Here is the Court:
Friday, May 13, 2016
Getting The IRS To Believe A College Student Paid For … College
We can argue whether it is a good thing that so many economically-related transactions are reported to the IRS.
It is not just the drag on the economy - which would include practitioners like me, I suppose. It has also allowed the IRS to increasingly delegate its compliance responsibilities to computer algorithms, often functioning without human eyes sparing a glance at the endless notices the IRS sends every year.
And that sets up the problem.
You see, the notice assumes that you are wrong, and the IRS will likely revise your account – and bill you - should you not reply. That means that you are spending time resolving the matter, or you are sending the notice to me and I am spending time. You and I are being deputized as ad hoc IRS employees.
Personally I want a paycheck and retirement benefits.
This arrangement works fine as long as there is a balance. You agree not to send works of fiction to the IRS and they agree not to contact you like a kid in college wanting money.
That balance is increasingly a thing of the past. Perhaps as a consequence, I am reading or hearing more often that taxpayers should be able to sue the IRS for professional fees incurred with these notices. I am not certain if that means that my client would pay me and then sue, or whether I would sue to receive my fee, but you get the idea. It would be a “reverse penalty” on the IRS.
I am looking at a pro se decision from the Tax Court. As we have discussed before, “pro se” means the taxpayer is representing himself/herself. It does not technically mean there is no tax practitioner present (for example, I can represent a client in a pro se case), but it probably does mean that there is not a lot of money at issue.
Angela Terrell was a college student. During 2010 and 2011 she was attending Hampton University in Virginia. In the fall of 2010 she registered for the 2011 spring semester. In November, 2010 the University billed her $2,460 for the upcoming semester. In January, 2011 they billed an additional $1,230.
She was borrowing to go through school. In January, after the add/drop period ended, her student loan released $10,199 directly to the university. She paid her tuition and used the rest for living expenses.

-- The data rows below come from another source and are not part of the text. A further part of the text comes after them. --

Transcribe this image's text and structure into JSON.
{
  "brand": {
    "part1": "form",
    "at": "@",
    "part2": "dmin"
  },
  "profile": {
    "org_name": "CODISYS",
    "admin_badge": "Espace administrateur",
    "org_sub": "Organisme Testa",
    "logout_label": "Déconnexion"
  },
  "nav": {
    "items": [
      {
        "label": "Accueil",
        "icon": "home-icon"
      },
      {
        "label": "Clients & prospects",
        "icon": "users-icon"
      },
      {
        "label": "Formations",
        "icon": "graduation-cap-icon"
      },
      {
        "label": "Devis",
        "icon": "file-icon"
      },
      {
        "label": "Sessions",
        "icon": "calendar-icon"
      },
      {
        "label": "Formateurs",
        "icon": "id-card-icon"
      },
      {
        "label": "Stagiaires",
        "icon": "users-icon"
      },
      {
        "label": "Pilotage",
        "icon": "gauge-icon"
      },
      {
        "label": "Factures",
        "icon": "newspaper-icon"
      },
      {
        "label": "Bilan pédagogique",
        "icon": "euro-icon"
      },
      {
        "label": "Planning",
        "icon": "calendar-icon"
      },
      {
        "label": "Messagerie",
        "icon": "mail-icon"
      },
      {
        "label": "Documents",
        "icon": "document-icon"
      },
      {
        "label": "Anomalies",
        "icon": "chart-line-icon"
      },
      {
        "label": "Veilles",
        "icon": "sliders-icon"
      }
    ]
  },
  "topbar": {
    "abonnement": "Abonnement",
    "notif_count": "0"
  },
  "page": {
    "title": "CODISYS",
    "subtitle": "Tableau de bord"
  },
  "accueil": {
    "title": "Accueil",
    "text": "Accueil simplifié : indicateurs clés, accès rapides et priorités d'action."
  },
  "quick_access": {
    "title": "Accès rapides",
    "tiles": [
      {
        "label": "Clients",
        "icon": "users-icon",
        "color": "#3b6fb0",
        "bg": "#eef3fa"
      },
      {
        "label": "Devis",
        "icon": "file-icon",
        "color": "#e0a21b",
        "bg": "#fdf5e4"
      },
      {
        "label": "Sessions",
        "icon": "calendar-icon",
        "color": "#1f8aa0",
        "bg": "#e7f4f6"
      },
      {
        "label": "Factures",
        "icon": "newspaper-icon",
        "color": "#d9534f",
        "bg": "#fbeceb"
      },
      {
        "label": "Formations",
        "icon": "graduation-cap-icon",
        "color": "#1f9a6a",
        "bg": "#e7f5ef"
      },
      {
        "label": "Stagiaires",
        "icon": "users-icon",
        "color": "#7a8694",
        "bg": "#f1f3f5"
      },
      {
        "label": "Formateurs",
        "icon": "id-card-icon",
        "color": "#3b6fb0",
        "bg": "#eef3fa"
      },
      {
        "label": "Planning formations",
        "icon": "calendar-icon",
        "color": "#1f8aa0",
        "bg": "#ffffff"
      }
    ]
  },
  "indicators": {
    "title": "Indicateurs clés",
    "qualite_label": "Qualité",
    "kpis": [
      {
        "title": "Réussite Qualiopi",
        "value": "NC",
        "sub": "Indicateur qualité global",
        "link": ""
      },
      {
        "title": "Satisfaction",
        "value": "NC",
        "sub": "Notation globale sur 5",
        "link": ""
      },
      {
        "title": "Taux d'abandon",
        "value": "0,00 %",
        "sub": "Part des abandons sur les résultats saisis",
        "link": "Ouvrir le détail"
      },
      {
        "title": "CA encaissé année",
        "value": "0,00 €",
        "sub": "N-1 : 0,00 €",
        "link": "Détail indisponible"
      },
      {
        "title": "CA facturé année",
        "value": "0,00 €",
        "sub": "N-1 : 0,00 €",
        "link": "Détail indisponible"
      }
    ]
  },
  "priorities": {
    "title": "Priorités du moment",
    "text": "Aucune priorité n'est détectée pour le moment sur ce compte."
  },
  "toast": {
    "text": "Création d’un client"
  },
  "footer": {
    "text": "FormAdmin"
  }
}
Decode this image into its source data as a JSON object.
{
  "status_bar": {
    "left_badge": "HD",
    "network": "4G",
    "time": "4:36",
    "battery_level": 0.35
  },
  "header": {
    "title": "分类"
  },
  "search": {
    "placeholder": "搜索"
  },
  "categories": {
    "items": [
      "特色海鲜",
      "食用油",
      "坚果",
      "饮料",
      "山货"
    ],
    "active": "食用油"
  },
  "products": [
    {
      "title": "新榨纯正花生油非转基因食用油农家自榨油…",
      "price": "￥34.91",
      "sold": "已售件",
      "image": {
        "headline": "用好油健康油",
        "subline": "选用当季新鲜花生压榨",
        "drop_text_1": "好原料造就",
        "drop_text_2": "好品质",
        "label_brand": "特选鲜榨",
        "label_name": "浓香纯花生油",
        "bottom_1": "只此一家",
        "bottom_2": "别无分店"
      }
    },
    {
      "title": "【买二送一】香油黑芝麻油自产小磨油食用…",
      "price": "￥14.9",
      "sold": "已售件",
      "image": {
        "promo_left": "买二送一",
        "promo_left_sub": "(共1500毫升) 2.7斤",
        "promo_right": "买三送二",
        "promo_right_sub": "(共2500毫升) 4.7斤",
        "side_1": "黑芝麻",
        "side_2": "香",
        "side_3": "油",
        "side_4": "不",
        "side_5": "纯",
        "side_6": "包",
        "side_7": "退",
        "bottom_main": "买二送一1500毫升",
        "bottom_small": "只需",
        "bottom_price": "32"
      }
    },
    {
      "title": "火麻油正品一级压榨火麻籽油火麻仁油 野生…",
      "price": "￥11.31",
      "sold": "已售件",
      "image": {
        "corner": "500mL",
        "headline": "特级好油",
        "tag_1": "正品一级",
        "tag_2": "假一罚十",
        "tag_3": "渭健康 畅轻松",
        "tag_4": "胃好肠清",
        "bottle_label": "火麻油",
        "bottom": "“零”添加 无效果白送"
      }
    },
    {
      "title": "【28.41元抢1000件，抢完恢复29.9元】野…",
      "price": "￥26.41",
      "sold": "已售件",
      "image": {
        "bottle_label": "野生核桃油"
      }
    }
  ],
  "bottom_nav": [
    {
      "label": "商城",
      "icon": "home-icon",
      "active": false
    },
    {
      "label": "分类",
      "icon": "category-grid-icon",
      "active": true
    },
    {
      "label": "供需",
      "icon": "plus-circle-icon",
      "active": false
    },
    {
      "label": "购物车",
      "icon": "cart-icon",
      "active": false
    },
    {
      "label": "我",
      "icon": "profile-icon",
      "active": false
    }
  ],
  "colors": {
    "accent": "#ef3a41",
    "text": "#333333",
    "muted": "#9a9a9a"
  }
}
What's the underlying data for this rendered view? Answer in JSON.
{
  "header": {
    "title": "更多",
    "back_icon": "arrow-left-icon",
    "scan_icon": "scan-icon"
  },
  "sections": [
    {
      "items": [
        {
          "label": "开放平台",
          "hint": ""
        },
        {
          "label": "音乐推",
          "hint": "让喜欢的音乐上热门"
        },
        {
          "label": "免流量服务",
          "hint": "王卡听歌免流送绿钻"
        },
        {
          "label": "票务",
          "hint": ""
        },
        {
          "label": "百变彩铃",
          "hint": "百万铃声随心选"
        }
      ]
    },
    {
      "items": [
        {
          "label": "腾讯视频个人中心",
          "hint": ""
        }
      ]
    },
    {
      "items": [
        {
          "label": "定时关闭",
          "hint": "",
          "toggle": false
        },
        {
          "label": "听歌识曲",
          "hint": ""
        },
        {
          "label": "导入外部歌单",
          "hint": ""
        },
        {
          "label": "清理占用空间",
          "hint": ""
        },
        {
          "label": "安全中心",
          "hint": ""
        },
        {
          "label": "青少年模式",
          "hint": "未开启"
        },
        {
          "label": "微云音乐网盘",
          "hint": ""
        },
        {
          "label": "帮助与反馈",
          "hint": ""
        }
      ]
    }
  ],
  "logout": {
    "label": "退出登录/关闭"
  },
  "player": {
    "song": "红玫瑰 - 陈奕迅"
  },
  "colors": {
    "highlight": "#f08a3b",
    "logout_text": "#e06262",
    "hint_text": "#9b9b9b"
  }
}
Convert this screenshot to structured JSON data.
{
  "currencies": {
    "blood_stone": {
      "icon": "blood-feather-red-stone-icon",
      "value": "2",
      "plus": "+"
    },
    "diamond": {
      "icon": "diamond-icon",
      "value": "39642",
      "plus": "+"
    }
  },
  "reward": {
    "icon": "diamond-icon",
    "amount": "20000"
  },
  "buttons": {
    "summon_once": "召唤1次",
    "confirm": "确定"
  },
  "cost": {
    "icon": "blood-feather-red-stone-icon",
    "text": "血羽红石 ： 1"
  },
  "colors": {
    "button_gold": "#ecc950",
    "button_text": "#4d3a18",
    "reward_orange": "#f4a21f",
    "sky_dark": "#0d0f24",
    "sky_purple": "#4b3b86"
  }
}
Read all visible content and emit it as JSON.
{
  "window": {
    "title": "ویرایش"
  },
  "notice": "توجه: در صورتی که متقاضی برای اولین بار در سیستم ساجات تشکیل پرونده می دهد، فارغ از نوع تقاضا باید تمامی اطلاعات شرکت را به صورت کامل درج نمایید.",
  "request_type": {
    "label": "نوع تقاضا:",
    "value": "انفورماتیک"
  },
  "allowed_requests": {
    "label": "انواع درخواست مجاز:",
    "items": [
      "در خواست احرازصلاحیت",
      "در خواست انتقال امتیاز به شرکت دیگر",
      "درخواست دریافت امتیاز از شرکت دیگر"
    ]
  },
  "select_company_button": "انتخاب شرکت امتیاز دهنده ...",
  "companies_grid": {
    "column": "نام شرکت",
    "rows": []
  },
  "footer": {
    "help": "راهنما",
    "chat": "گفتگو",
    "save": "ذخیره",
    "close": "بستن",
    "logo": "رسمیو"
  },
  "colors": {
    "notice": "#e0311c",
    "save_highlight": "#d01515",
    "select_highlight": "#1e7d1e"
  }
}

Let’s go to the end of the year. The university sent a 1099 for 2011 (technically, a Form 1098-T, but we are on a roll). It showed $1,180 (the $1,230 billed less fees of $50). It did not show what she actually paid.
COMMENT: This reporting was allowable that year.
Angela filed her 2011 tax return and claimed the American Opportunity credit, one of the education credits in the Code. She claimed $2,500.
Wouldn’t you know the IRS sent her a notice? They saw the $2,500. They also saw the 1099 for $1,180.
The IRS disallowed her credit – in full. They did not even spot her the $1,180.
Surely someone at the IRS would recognize what happened and close the file.
Perhaps in a galaxy far away. In our galaxy Angela and the IRS went to Tax Court.
Did I mention that Angela was a COLLEGE student?
She submitted an account statement from the University – on official letterhead – detailing her tuition charges and payments.
The IRS argued that the 1099 said $1,180, she provided a different number and consequently they could not verify the credit. There was nothing more to see.
Does it sound to you like the IRS even listened to her?
Here is the Court:
The only dollar amount appearing on that form … is in the box that shows the ‘amounts billed’ for tuition during calendar year 2011. The amount billed to petitioner during 2011 does not control the size of her credit; the relevant number is the qualified tuition that she actually paid during 2011. The Form 1098-T has no entry in box 1, which was supposed to show ‘payments received’ for qualified tuition.”
The Court decided in her favor.
Angela’s case looks very much like the IRS pursuing a frivolous argument, not to mention the inability of IRS machinery to resolve a “duh”-level tax issue at the earliest possible point of contact. Reverse the situation and the IRS would not hesitate to hit you with every penalty imaginable.